DALLAS—Southwest Dispatch, an independently owned, UL-listed wholesale central station based here since its inception in 1989, has slowly been taking a bold and green step, utilizing a new, internal document management solution to attempt to go completely paperless. They’re about 80 percent there, after starting the program a year-and-one-half ago, said Ty Davis, vice president of operations at Southwest. Is the move really all about saving trees or is there a good business reason to ditch the fax machine and copier and go digital?

“It was definitely going green a little bit. It did look like we were just killing trees. We were receiving something electronic and then printing it out it out, and then scanning it back into electronic format and shredding the print. We were doing that for years,” Davis said with a laugh. “Probably the thing that we see the most is the savings on paper we’re not using any more. Where we were probably averaging 45,000 documents printed out a quarter, we’re probably down to maybe 1,000 now.” Davis noted that concurrent with the decrease in quarterly pages printed also came the ability to cancel Southwest’s regular printer maintenance contract.

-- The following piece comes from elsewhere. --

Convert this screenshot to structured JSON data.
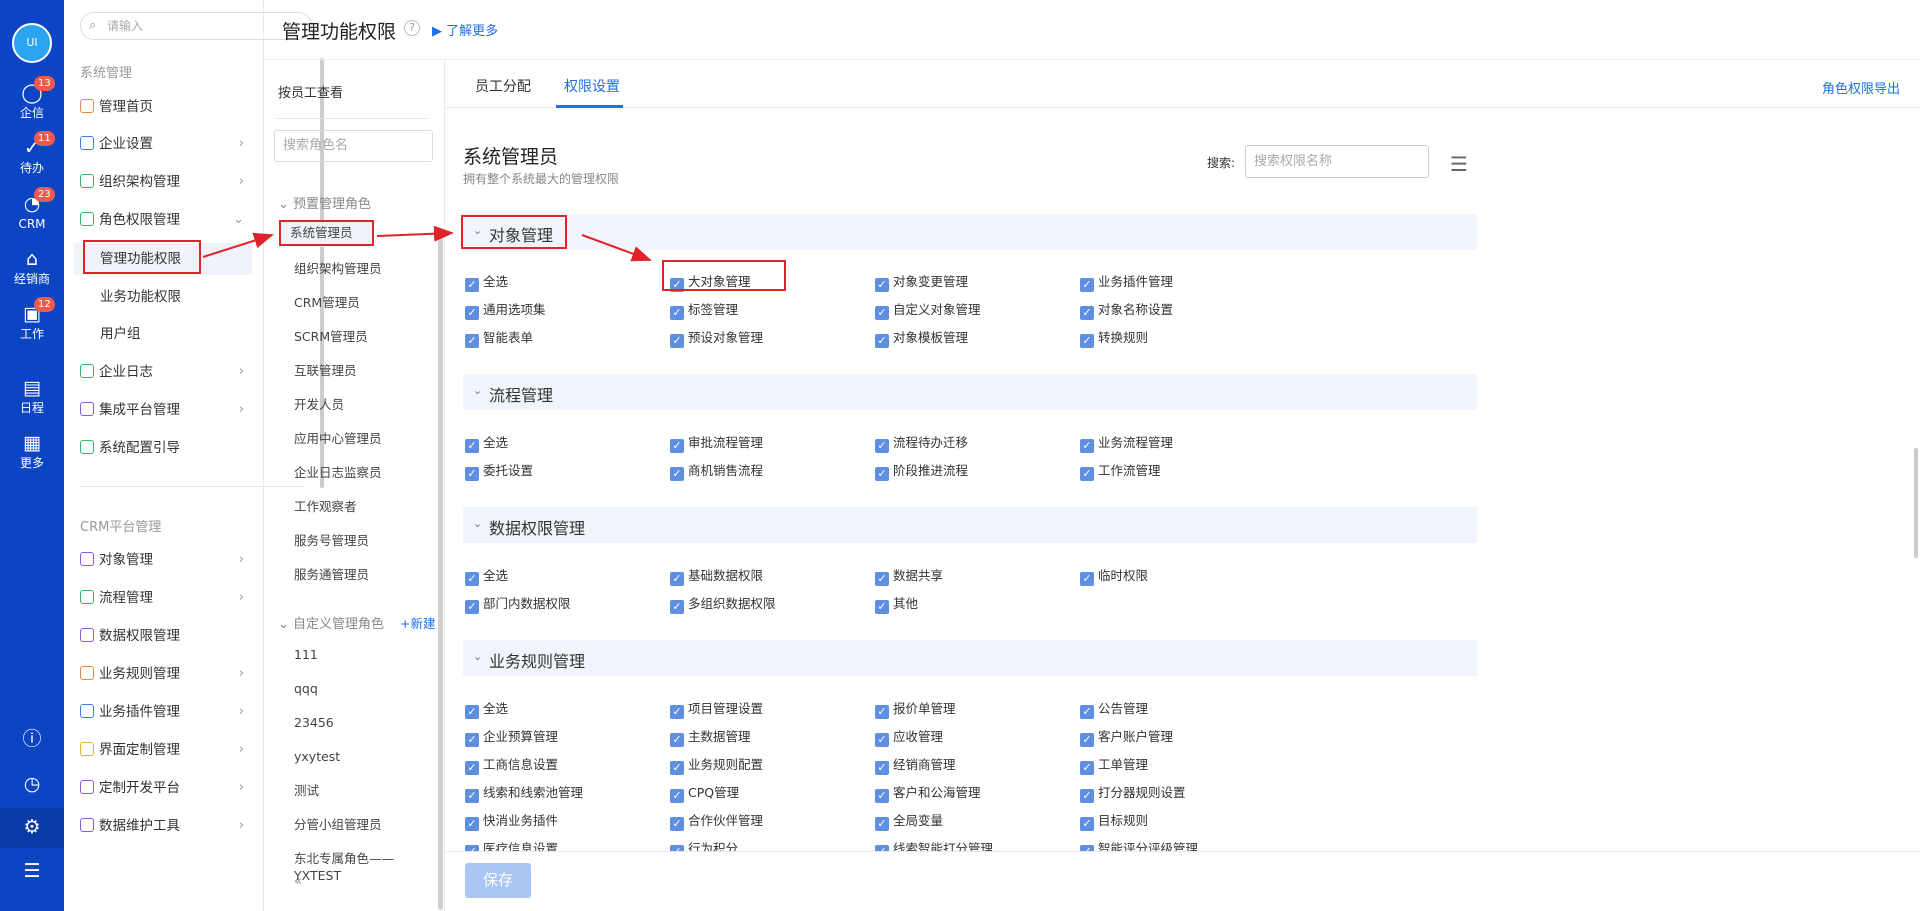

Another consideration is privacy and compliance with new FTC rules for identity theft protection that will become effective June 1, 2010. According to Davis, less paper means less chance of sensitive information being surreptitiously appropriated for illegitimate uses by identity thieves. “Part of my issue was that paper is too easy to lose. There were no security measures on paper as far as an operator could ball up a piece of paper and throw it away,” Davis said. “We’re putting everything into this system, such as personnel files, old timecards, everything.”

Davis said in the end, going green and making a good business decision were one and the same. In addition to the savings in paper, toner, and service contracts there were also billable-employee hours saved. “I was able to reallocate some staff that were just doing scanning. Those 45,000 documents weren’t there every quarter any more,” Davis said. “Dealers and end users might not notice anything, but we sure do. When I’m able to reallocate staff time to other departments, everything becomes more efficient and there’s a real payoff. You may not be able to put an exact dollar amount on it, but the quality of work goes up.”